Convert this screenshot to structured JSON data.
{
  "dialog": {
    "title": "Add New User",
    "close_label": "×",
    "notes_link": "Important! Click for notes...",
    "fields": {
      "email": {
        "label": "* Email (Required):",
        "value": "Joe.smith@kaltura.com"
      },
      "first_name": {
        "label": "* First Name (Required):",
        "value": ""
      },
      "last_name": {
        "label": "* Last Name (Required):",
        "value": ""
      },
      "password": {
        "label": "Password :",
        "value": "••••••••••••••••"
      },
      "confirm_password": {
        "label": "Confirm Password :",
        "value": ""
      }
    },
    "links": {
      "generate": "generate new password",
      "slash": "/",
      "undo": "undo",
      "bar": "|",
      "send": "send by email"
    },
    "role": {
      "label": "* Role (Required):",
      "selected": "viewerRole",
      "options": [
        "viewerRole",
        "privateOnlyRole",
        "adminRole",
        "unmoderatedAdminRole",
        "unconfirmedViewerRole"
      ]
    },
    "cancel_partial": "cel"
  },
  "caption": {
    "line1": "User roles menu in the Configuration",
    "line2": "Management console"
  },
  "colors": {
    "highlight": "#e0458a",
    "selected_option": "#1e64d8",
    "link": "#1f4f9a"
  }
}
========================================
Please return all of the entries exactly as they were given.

Convert this screenshot to structured JSON data.
{
  "dialog": {
    "title": "Add New User",
    "close_label": "×",
    "notes_link": "Important! Click for notes...",
    "fields": {
      "email": {
        "label": "* Email (Required):",
        "value": "Joe.smith@kaltura.com"
      },
      "first_name": {
        "label": "* First Name (Required):",
        "value": ""
      },
      "last_name": {
        "label": "* Last Name (Required):",
        "value": ""
      },
      "password": {
        "label": "Password :",
        "value": "••••••••••••••••"
      },
      "confirm_password": {
        "label": "Confirm Password :",
        "value": ""
      }
    },
    "links": {
      "generate": "generate new password",
      "slash": "/",
      "undo": "undo",
      "bar": "|",
      "send": "send by email"
    },
    "role": {
      "label": "* Role (Required):",
      "selected": "viewerRole",
      "options": [
        "viewerRole",
        "privateOnlyRole",
        "adminRole",
        "unmoderatedAdminRole",
        "unconfirmedViewerRole"
      ]
    },
    "cancel_partial": "cel"
  },
  "caption": {
    "line1": "User roles menu in the Configuration",
    "line2": "Management console"
  },
  "colors": {
    "highlight": "#e0458a",
    "selected_option": "#1e64d8",
    "link": "#1f4f9a"
  }
}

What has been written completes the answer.